A Biographical Multimedia Mosaic...



Godfred Skjerne, an historian of music, was one of the few people in the musical world that could see the uniqueness and the qualities of Langgaard's music. In 1916, Skjerne wrote a portrait of Langgaard in Illustreret Tidende. Of all the articles written about Langgaard in his lifetime, this one shows the greatest insight, but by itself it was not enough to pave the way for a wider understanding of what Langgaard was striving to achieve.

This photograph of Langgaard at his harmonium in his home in Niels Juelsgade was taken in 1916 to illustrate an article in "Illustreret Tidende" portraying Langgaard, written by Godtfred Skjerne. The 22-year-old composer was at that time working on Symphony No. 4, which he outlined in the course of a week in March 1916.

Skjerne wrote as follows concerning Langgaard's isolation:
"... The world of music here at home is so narrow. Misinterpreted by some, hardly understood by others, so far the passive resistance has been strong enough to keep him out, as he stands alone, far from the swarming anthills of the cliques..."
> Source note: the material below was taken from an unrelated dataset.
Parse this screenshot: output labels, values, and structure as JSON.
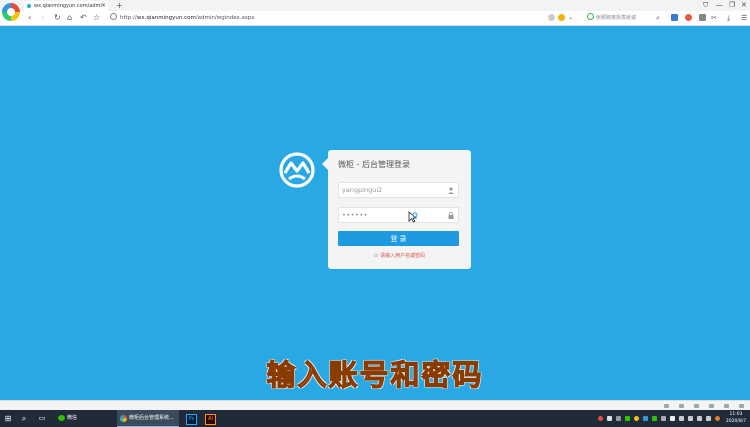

About Langgaard's conception of music, Skjerne had this to say:
"For [Langgaard]... music is... a reality, not just form, and not just a picture. For him music is almost something transcendental, a sort of clairvoyancy which can only be reached with music as the medium; something mysterious, in other words, that fills the soul, something visionary, to which music offers the only road."

Finally, Godtfred Skjerne possessed an - almost prophetic - insight into the way in which Langgaard's music interprets, comments on and supplements the Romantic tradition in music. Langgaard's production, according to Skjerne is, "an inexhaustible source of enrichment and renewal of the normal approach to music".